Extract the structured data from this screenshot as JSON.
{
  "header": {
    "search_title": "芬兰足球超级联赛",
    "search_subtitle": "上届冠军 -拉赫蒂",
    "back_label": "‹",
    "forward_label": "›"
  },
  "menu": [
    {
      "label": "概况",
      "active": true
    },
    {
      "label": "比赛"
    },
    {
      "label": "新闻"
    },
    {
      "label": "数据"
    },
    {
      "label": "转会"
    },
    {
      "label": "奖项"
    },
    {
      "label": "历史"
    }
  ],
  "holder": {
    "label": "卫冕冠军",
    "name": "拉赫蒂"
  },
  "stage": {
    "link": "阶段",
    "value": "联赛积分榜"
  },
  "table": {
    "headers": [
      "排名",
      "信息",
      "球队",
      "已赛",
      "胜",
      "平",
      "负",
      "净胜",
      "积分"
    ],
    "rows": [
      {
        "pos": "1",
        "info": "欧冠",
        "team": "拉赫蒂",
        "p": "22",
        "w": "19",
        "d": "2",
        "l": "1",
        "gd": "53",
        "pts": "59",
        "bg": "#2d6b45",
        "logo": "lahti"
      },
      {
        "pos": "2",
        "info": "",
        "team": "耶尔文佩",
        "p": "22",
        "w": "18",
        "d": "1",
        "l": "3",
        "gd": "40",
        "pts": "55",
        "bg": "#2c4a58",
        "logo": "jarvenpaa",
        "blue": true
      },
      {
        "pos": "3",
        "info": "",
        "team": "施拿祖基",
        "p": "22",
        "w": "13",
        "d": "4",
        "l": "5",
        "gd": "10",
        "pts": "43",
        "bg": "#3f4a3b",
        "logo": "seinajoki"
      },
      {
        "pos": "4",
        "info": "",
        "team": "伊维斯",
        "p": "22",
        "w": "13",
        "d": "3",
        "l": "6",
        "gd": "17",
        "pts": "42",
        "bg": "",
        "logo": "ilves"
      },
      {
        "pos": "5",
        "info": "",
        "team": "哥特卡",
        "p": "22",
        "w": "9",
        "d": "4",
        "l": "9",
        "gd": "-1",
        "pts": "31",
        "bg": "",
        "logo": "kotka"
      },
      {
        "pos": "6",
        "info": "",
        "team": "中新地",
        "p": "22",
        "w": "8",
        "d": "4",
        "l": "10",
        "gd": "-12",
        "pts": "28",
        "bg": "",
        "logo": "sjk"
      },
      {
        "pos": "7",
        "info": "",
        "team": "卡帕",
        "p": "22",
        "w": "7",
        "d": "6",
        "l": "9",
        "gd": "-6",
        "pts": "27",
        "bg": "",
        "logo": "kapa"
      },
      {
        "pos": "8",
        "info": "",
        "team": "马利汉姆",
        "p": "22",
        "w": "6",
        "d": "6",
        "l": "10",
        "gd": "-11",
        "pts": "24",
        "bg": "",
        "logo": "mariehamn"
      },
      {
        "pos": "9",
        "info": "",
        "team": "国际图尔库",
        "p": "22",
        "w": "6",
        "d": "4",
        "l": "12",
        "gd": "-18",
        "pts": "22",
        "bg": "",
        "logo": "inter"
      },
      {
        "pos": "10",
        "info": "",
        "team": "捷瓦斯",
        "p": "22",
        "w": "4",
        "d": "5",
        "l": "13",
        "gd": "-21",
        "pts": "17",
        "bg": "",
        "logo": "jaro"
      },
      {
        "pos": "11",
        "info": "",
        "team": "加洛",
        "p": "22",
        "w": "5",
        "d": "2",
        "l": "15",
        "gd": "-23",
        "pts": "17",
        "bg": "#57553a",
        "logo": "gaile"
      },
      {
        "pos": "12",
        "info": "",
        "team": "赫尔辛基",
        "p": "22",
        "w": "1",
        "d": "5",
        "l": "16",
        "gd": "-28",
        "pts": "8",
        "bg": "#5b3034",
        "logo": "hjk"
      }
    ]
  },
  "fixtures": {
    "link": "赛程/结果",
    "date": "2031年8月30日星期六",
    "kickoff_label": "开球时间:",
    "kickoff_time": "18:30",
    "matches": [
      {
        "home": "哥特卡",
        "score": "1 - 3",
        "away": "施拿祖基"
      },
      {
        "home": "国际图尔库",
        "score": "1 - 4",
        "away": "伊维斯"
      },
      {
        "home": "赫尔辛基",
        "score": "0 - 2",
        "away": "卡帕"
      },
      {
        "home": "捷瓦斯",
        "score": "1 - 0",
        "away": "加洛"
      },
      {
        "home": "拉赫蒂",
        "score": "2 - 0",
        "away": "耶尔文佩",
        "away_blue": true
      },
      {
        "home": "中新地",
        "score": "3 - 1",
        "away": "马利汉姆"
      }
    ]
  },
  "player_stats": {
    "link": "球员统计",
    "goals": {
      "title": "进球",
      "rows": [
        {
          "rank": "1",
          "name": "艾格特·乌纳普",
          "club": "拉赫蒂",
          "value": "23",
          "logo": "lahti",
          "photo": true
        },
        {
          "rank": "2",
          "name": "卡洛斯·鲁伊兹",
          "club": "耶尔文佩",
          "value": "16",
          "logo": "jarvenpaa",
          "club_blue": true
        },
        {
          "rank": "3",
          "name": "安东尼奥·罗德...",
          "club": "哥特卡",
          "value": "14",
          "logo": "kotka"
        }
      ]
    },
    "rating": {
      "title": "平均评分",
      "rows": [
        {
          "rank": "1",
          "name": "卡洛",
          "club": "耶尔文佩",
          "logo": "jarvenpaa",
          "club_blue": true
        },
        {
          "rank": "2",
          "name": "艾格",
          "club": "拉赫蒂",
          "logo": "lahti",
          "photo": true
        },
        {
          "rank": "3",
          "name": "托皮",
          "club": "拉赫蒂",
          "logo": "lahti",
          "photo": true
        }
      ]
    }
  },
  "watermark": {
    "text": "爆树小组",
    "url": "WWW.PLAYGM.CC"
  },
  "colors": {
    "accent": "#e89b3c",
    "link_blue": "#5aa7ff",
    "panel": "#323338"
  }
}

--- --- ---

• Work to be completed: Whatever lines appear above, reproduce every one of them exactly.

• Solution to this exercise:
Extract the structured data from this screenshot as JSON.
{
  "header": {
    "search_title": "芬兰足球超级联赛",
    "search_subtitle": "上届冠军 -拉赫蒂",
    "back_label": "‹",
    "forward_label": "›"
  },
  "menu": [
    {
      "label": "概况",
      "active": true
    },
    {
      "label": "比赛"
    },
    {
      "label": "新闻"
    },
    {
      "label": "数据"
    },
    {
      "label": "转会"
    },
    {
      "label": "奖项"
    },
    {
      "label": "历史"
    }
  ],
  "holder": {
    "label": "卫冕冠军",
    "name": "拉赫蒂"
  },
  "stage": {
    "link": "阶段",
    "value": "联赛积分榜"
  },
  "table": {
    "headers": [
      "排名",
      "信息",
      "球队",
      "已赛",
      "胜",
      "平",
      "负",
      "净胜",
      "积分"
    ],
    "rows": [
      {
        "pos": "1",
        "info": "欧冠",
        "team": "拉赫蒂",
        "p": "22",
        "w": "19",
        "d": "2",
        "l": "1",
        "gd": "53",
        "pts": "59",
        "bg": "#2d6b45",
        "logo": "lahti"
      },
      {
        "pos": "2",
        "info": "",
        "team": "耶尔文佩",
        "p": "22",
        "w": "18",
        "d": "1",
        "l": "3",
        "gd": "40",
        "pts": "55",
        "bg": "#2c4a58",
        "logo": "jarvenpaa",
        "blue": true
      },
      {
        "pos": "3",
        "info": "",
        "team": "施拿祖基",
        "p": "22",
        "w": "13",
        "d": "4",
        "l": "5",
        "gd": "10",
        "pts": "43",
        "bg": "#3f4a3b",
        "logo": "seinajoki"
      },
      {
        "pos": "4",
        "info": "",
        "team": "伊维斯",
        "p": "22",
        "w": "13",
        "d": "3",
        "l": "6",
        "gd": "17",
        "pts": "42",
        "bg": "",
        "logo": "ilves"
      },
      {
        "pos": "5",
        "info": "",
        "team": "哥特卡",
        "p": "22",
        "w": "9",
        "d": "4",
        "l": "9",
        "gd": "-1",
        "pts": "31",
        "bg": "",
        "logo": "kotka"
      },
      {
        "pos": "6",
        "info": "",
        "team": "中新地",
        "p": "22",
        "w": "8",
        "d": "4",
        "l": "10",
        "gd": "-12",
        "pts": "28",
        "bg": "",
        "logo": "sjk"
      },
      {
        "pos": "7",
        "info": "",
        "team": "卡帕",
        "p": "22",
        "w": "7",
        "d": "6",
        "l": "9",
        "gd": "-6",
        "pts": "27",
        "bg": "",
        "logo": "kapa"
      },
      {
        "pos": "8",
        "info": "",
        "team": "马利汉姆",
        "p": "22",
        "w": "6",
        "d": "6",
        "l": "10",
        "gd": "-11",
        "pts": "24",
        "bg": "",
        "logo": "mariehamn"
      },
      {
        "pos": "9",
        "info": "",
        "team": "国际图尔库",
        "p": "22",
        "w": "6",
        "d": "4",
        "l": "12",
        "gd": "-18",
        "pts": "22",
        "bg": "",
        "logo": "inter"
      },
      {
        "pos": "10",
        "info": "",
        "team": "捷瓦斯",
        "p": "22",
        "w": "4",
        "d": "5",
        "l": "13",
        "gd": "-21",
        "pts": "17",
        "bg": "",
        "logo": "jaro"
      },
      {
        "pos": "11",
        "info": "",
        "team": "加洛",
        "p": "22",
        "w": "5",
        "d": "2",
        "l": "15",
        "gd": "-23",
        "pts": "17",
        "bg": "#57553a",
        "logo": "gaile"
      },
      {
        "pos": "12",
        "info": "",
        "team": "赫尔辛基",
        "p": "22",
        "w": "1",
        "d": "5",
        "l": "16",
        "gd": "-28",
        "pts": "8",
        "bg": "#5b3034",
        "logo": "hjk"
      }
    ]
  },
  "fixtures": {
    "link": "赛程/结果",
    "date": "2031年8月30日星期六",
    "kickoff_label": "开球时间:",
    "kickoff_time": "18:30",
    "matches": [
      {
        "home": "哥特卡",
        "score": "1 - 3",
        "away": "施拿祖基"
      },
      {
        "home": "国际图尔库",
        "score": "1 - 4",
        "away": "伊维斯"
      },
      {
        "home": "赫尔辛基",
        "score": "0 - 2",
        "away": "卡帕"
      },
      {
        "home": "捷瓦斯",
        "score": "1 - 0",
        "away": "加洛"
      },
      {
        "home": "拉赫蒂",
        "score": "2 - 0",
        "away": "耶尔文佩",
        "away_blue": true
      },
      {
        "home": "中新地",
        "score": "3 - 1",
        "away": "马利汉姆"
      }
    ]
  },
  "player_stats": {
    "link": "球员统计",
    "goals": {
      "title": "进球",
      "rows": [
        {
          "rank": "1",
          "name": "艾格特·乌纳普",
          "club": "拉赫蒂",
          "value": "23",
          "logo": "lahti",
          "photo": true
        },
        {
          "rank": "2",
          "name": "卡洛斯·鲁伊兹",
          "club": "耶尔文佩",
          "value": "16",
          "logo": "jarvenpaa",
          "club_blue": true
        },
        {
          "rank": "3",
          "name": "安东尼奥·罗德...",
          "club": "哥特卡",
          "value": "14",
          "logo": "kotka"
        }
      ]
    },
    "rating": {
      "title": "平均评分",
      "rows": [
        {
          "rank": "1",
          "name": "卡洛",
          "club": "耶尔文佩",
          "logo": "jarvenpaa",
          "club_blue": true
        },
        {
          "rank": "2",
          "name": "艾格",
          "club": "拉赫蒂",
          "logo": "lahti",
          "photo": true
        },
        {
          "rank": "3",
          "name": "托皮",
          "club": "拉赫蒂",
          "logo": "lahti",
          "photo": true
        }
      ]
    }
  },
  "watermark": {
    "text": "爆树小组",
    "url": "WWW.PLAYGM.CC"
  },
  "colors": {
    "accent": "#e89b3c",
    "link_blue": "#5aa7ff",
    "panel": "#323338"
  }
}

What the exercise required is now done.